Produced and managed by Fran Borgia, who is one of the most experienced and accomplished film producers in Singapore, the production will run like a professional film set and allow the audience to experience this process in all its essence and intensity.
The film is set in a sprawling house. Conceptually, the rooms on the second floor are designed like an installation. How would you describe that installation and why were they designed this way?
James Page: It’s important that we treat the wedding almost within the realm of when a stranger or family member goes to a wedding. They are always presented with the best version of a family. A wedding is as much a wedding to marry your children off but also to represent your family as best as it can be. Quite often, what a guest doesn’t see or have revealed to them is the inner complexity of the personal relationships within the close family. By putting the wedding in the garden and on the ground floor of the house, what we are trying to do is to enable the upper floor of the house to be this revelation into the mindscape of each member of the close family.
The key family members are the father and his children, son Narain and daughter Amrit. These three characters play very strongly within the book. By going upstairs, we are enabling both the film and the live experience to become almost a surreal realm, where each individual room is almost a voyeuristic glimpse into the minds of those characters. So the father’s room looks like his obsessed nature, in regard to furiously writing letters, which is his own release within his bipolar mindscape. We also get a glimpse of his wife, who we believe may have died while giving birth to Amrit. The wife is not real or alive, but in his mind, she comes to the room every night.
Narain’s room hints that his father has put a lot of his fatherly duties on him because of his inability to control his daughter. On the floor are unopened letters still in their envelopes sent to him from his father while he was in university. A pivotal point of Narain’s character development in the book is a moment he goes to a backyard barber and cuts his hair, which, in the Sikh religion, is a very bold statement against his tradition, religion and father. The room has the barber’s chair, the hair and the letters he never opened.
The architecture of the house then lends itself to how, while these rooms are parallel, Amrit’s room is at the back of the house. She is bipolar and the most obviously bipolar member of the family throughout the book. Her way of release is almost like a sex addiction.
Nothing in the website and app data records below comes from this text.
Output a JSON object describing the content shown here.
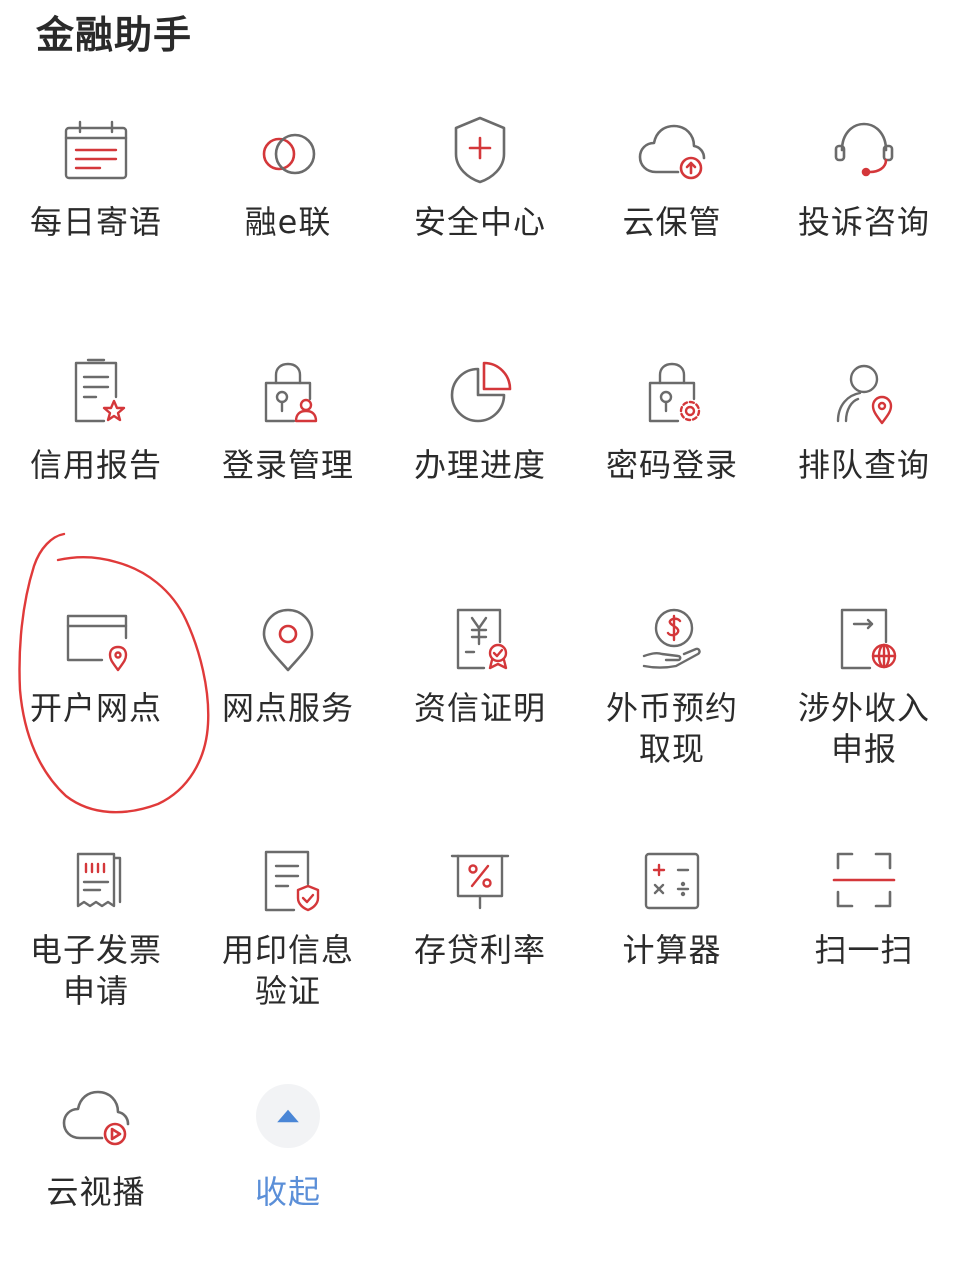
{
  "header": {
    "title": "金融助手"
  },
  "items": {
    "r1": [
      {
        "label": "每日寄语",
        "icon": "calendar-icon"
      },
      {
        "label": "融e联",
        "icon": "chat-link-icon"
      },
      {
        "label": "安全中心",
        "icon": "shield-plus-icon"
      },
      {
        "label": "云保管",
        "icon": "cloud-upload-icon"
      },
      {
        "label": "投诉咨询",
        "icon": "headset-icon"
      }
    ],
    "r2": [
      {
        "label": "信用报告",
        "icon": "report-star-icon"
      },
      {
        "label": "登录管理",
        "icon": "lock-user-icon"
      },
      {
        "label": "办理进度",
        "icon": "pie-progress-icon"
      },
      {
        "label": "密码登录",
        "icon": "lock-gear-icon"
      },
      {
        "label": "排队查询",
        "icon": "person-location-icon"
      }
    ],
    "r3": [
      {
        "label": "开户网点",
        "icon": "card-location-icon"
      },
      {
        "label": "网点服务",
        "icon": "location-pin-icon"
      },
      {
        "label": "资信证明",
        "icon": "yen-certificate-icon"
      },
      {
        "label": "外币预约\n取现",
        "icon": "dollar-hand-icon"
      },
      {
        "label": "涉外收入\n申报",
        "icon": "document-globe-icon"
      }
    ],
    "r4": [
      {
        "label": "电子发票\n申请",
        "icon": "invoice-icon"
      },
      {
        "label": "用印信息\n验证",
        "icon": "document-check-icon"
      },
      {
        "label": "存贷利率",
        "icon": "percent-board-icon"
      },
      {
        "label": "计算器",
        "icon": "calculator-icon"
      },
      {
        "label": "扫一扫",
        "icon": "scan-icon"
      }
    ],
    "r5": [
      {
        "label": "云视播",
        "icon": "cloud-play-icon"
      },
      {
        "label": "收起",
        "icon": "collapse-arrow-icon"
      }
    ]
  },
  "colors": {
    "icon_stroke": "#6b6b6b",
    "accent_red": "#d4373a",
    "collapse_blue": "#5b8fd8",
    "annotation_red": "#e03a3a"
  }
}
Her room has a four-poster bed, which is symbolic sexually. Having had a relationship with almost all the construction workers in her neighbourhood, she describes how she wants to sink into the soil and dirt. So, the bed, although beautiful in appearance will have a mattress covered in soil. And it’s this writhing in the dirt within the context of a four-poster bed that relates her character.
When you come out of all these rooms, at the top of the stairs is the hall, which isn’t particular to any one character. In the book, the description of the father’s relationship with the children are these shards of glass, his words. And so, the room windows within this hall will be lined with smashed mirrors. So when the characters and the audience look out of the house, they are both looking at themselves smashed in shards but also getting a glimpse of the wedding outside. It’s a fractured image of the wedding – this environment in which the characters reveal themselves. To a degree, it even reveals the camera, which is a link at the end of the film; whether we show the camera that the audience knows is there is also captured in the film.
And the film is very much inspired by the book.
JP: Raja took the book as an inspiration and he diverged. The wedding is not in the book, it’s different. However, the characters and their mental state are very much privileging the book. So, the rooms and the house are a foundation and an insight into their mental states.